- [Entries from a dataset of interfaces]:
☆ ☆ ☆ ☆

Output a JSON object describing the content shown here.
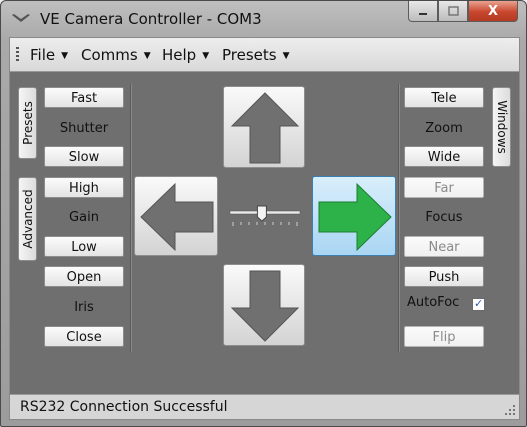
{
  "window": {
    "title": "VE Camera Controller - COM3",
    "minimize_icon": "minimize-icon",
    "maximize_icon": "maximize-icon",
    "close_label": "X"
  },
  "menu": [
    {
      "label": "File"
    },
    {
      "label": "Comms"
    },
    {
      "label": "Help"
    },
    {
      "label": "Presets"
    }
  ],
  "left_tabs": {
    "presets": "Presets",
    "advanced": "Advanced"
  },
  "right_tabs": {
    "windows": "Windows"
  },
  "left_panel": {
    "shutter": {
      "fast": "Fast",
      "label": "Shutter",
      "slow": "Slow"
    },
    "gain": {
      "high": "High",
      "label": "Gain",
      "low": "Low"
    },
    "iris": {
      "open": "Open",
      "label": "Iris",
      "close": "Close"
    }
  },
  "right_panel": {
    "zoom": {
      "tele": "Tele",
      "label": "Zoom",
      "wide": "Wide"
    },
    "focus": {
      "far": "Far",
      "label": "Focus",
      "near": "Near"
    },
    "push": "Push",
    "autofocus": {
      "label": "AutoFoc",
      "checked": true
    },
    "flip": "Flip"
  },
  "pan_tilt": {
    "active_direction": "right",
    "speed_slider": 0.45
  },
  "status": {
    "text": "RS232 Connection Successful"
  },
  "colors": {
    "active_arrow": "#2db24a",
    "active_button_bg": "#aad6f3",
    "arrow_gray": "#6f6f6f"
  }
}
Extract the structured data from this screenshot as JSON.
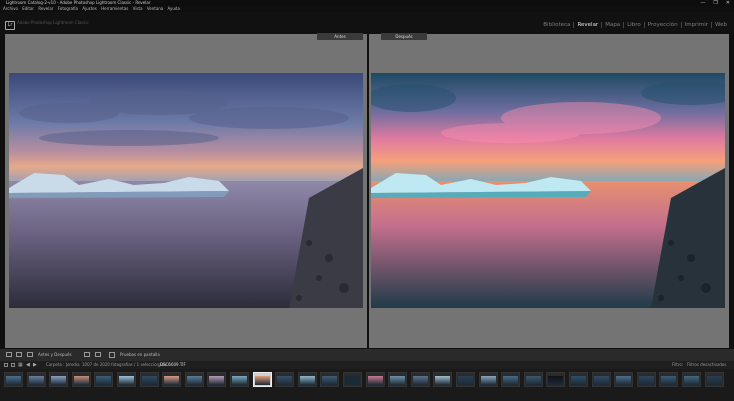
{
  "window": {
    "title": "Lightroom Catalog-2-v10 - Adobe Photoshop Lightroom Classic - Revelar",
    "controls": [
      "—",
      "❐",
      "✕"
    ]
  },
  "menu": [
    "Archivo",
    "Editar",
    "Revelar",
    "Fotografía",
    "Ajustes",
    "Herramientas",
    "Vista",
    "Ventana",
    "Ayuda"
  ],
  "identity": {
    "logo": "Lr",
    "subtitle": "Adobe Photoshop Lightroom Classic"
  },
  "modules": [
    {
      "label": "Biblioteca",
      "active": false
    },
    {
      "label": "Revelar",
      "active": true
    },
    {
      "label": "Mapa",
      "active": false
    },
    {
      "label": "Libro",
      "active": false
    },
    {
      "label": "Proyección",
      "active": false
    },
    {
      "label": "Imprimir",
      "active": false
    },
    {
      "label": "Web",
      "active": false
    }
  ],
  "compare": {
    "before_label": "Antes",
    "after_label": "Después"
  },
  "toolbar": {
    "mode_label": "Antes y Después",
    "proof_label": "Pruebas en pantalla"
  },
  "filmstrip_header": {
    "source": "Carpeta : Jorodia",
    "count": "1007 de 2020 fotografías / 1 seleccionada /",
    "filename": "_DSC6609.TIF",
    "filter_label": "Filtro:",
    "filter_value": "Filtros desactivados"
  },
  "filmstrip": {
    "thumbnail_count": 32,
    "selected_index": 11
  },
  "colors": {
    "panel_gray": "#747474",
    "active_module": "#e6e6e6",
    "inactive_module": "#7f7f7f"
  }
}
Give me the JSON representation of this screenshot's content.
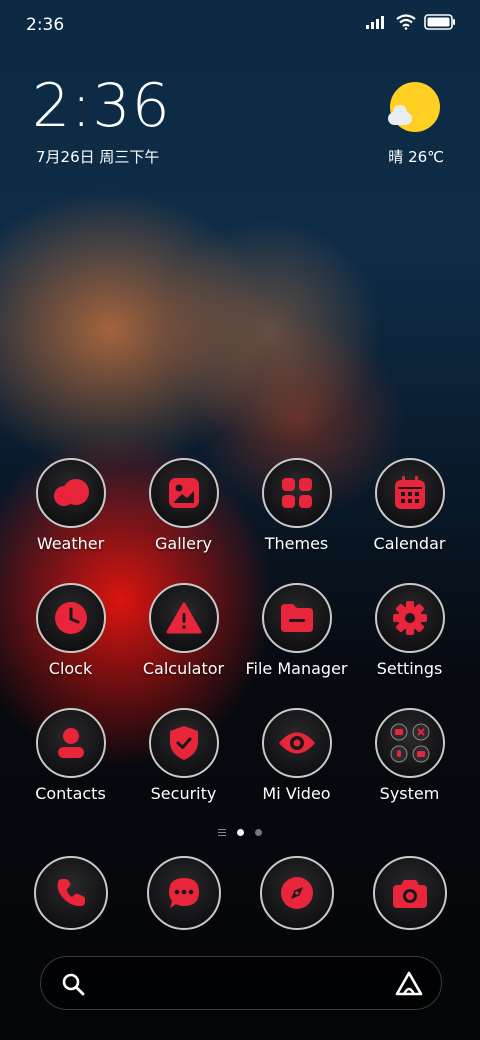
{
  "status_bar": {
    "time": "2:36"
  },
  "lockclock": {
    "time": "2:36",
    "date": "7月26日 周三下午"
  },
  "weather": {
    "condition_temp": "晴 26℃"
  },
  "apps": [
    {
      "label": "Weather",
      "icon": "weather-icon"
    },
    {
      "label": "Gallery",
      "icon": "gallery-icon"
    },
    {
      "label": "Themes",
      "icon": "themes-icon"
    },
    {
      "label": "Calendar",
      "icon": "calendar-icon"
    },
    {
      "label": "Clock",
      "icon": "clock-icon"
    },
    {
      "label": "Calculator",
      "icon": "calculator-icon"
    },
    {
      "label": "File Manager",
      "icon": "folder-icon"
    },
    {
      "label": "Settings",
      "icon": "gear-icon"
    },
    {
      "label": "Contacts",
      "icon": "person-icon"
    },
    {
      "label": "Security",
      "icon": "shield-icon"
    },
    {
      "label": "Mi Video",
      "icon": "eye-icon"
    },
    {
      "label": "System",
      "icon": "folder-grid-icon"
    }
  ],
  "dock": [
    {
      "icon": "phone-icon"
    },
    {
      "icon": "message-icon"
    },
    {
      "icon": "compass-icon"
    },
    {
      "icon": "camera-icon"
    }
  ],
  "colors": {
    "accent": "#e8253a",
    "ring": "#c9c9c9"
  }
}
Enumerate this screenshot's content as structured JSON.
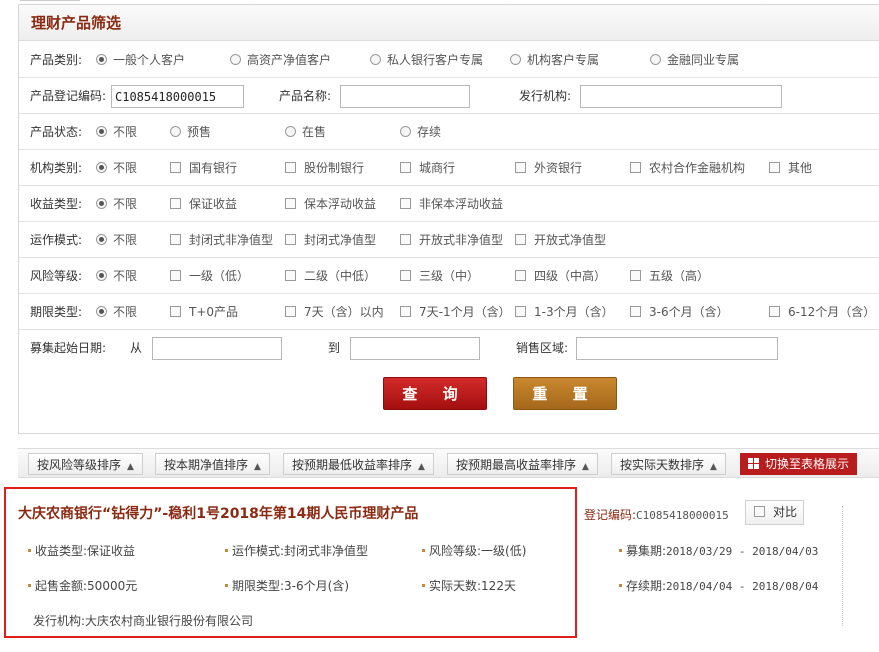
{
  "panel": {
    "title": "理财产品筛选"
  },
  "product_category": {
    "label": "产品类别:",
    "options": [
      "一般个人客户",
      "高资产净值客户",
      "私人银行客户专属",
      "机构客户专属",
      "金融同业专属"
    ]
  },
  "text_fields": {
    "reg_code_label": "产品登记编码:",
    "reg_code_value": "C1085418000015",
    "name_label": "产品名称:",
    "name_value": "",
    "issuer_label": "发行机构:",
    "issuer_value": ""
  },
  "product_status": {
    "label": "产品状态:",
    "options": [
      "不限",
      "预售",
      "在售",
      "存续"
    ]
  },
  "institution_type": {
    "label": "机构类别:",
    "options": [
      "不限",
      "国有银行",
      "股份制银行",
      "城商行",
      "外资银行",
      "农村合作金融机构",
      "其他"
    ]
  },
  "income_type": {
    "label": "收益类型:",
    "options": [
      "不限",
      "保证收益",
      "保本浮动收益",
      "非保本浮动收益"
    ]
  },
  "operation_mode": {
    "label": "运作模式:",
    "options": [
      "不限",
      "封闭式非净值型",
      "封闭式净值型",
      "开放式非净值型",
      "开放式净值型"
    ]
  },
  "risk_level": {
    "label": "风险等级:",
    "options": [
      "不限",
      "一级（低）",
      "二级（中低）",
      "三级（中）",
      "四级（中高）",
      "五级（高）"
    ]
  },
  "term_type": {
    "label": "期限类型:",
    "options": [
      "不限",
      "T+0产品",
      "7天（含）以内",
      "7天-1个月（含）",
      "1-3个月（含）",
      "3-6个月（含）",
      "6-12个月（含）"
    ]
  },
  "raise_date": {
    "label": "募集起始日期:",
    "from_label": "从",
    "to_label": "到",
    "region_label": "销售区域:",
    "from_value": "",
    "to_value": "",
    "region_value": ""
  },
  "buttons": {
    "query": "查 询",
    "reset": "重 置"
  },
  "sort_bar": {
    "items": [
      "按风险等级排序",
      "按本期净值排序",
      "按预期最低收益率排序",
      "按预期最高收益率排序",
      "按实际天数排序"
    ],
    "switch_label": "切换至表格展示"
  },
  "result": {
    "title": "大庆农商银行“钻得力”-稳利1号2018年第14期人民币理财产品",
    "reg_code_label": "登记编码:",
    "reg_code_value": "C1085418000015",
    "compare_label": "对比",
    "income_type": "收益类型:保证收益",
    "operation_mode": "运作模式:封闭式非净值型",
    "risk_level": "风险等级:一级(低)",
    "raise_period_label": "募集期:",
    "raise_period_value": "2018/03/29 - 2018/04/03",
    "min_amount": "起售金额:50000元",
    "term_type": "期限类型:3-6个月(含)",
    "actual_days": "实际天数:122天",
    "duration_label": "存续期:",
    "duration_value": "2018/04/04 - 2018/08/04",
    "issuer": "发行机构:大庆农村商业银行股份有限公司"
  }
}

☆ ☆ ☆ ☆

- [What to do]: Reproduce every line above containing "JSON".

- [Response]:
Output a JSON object describing the content shown here.
Extract the structured data from this screenshot as JSON.
Give me the JSON representation of this screenshot's content.
Enumerate this screenshot's content as structured JSON.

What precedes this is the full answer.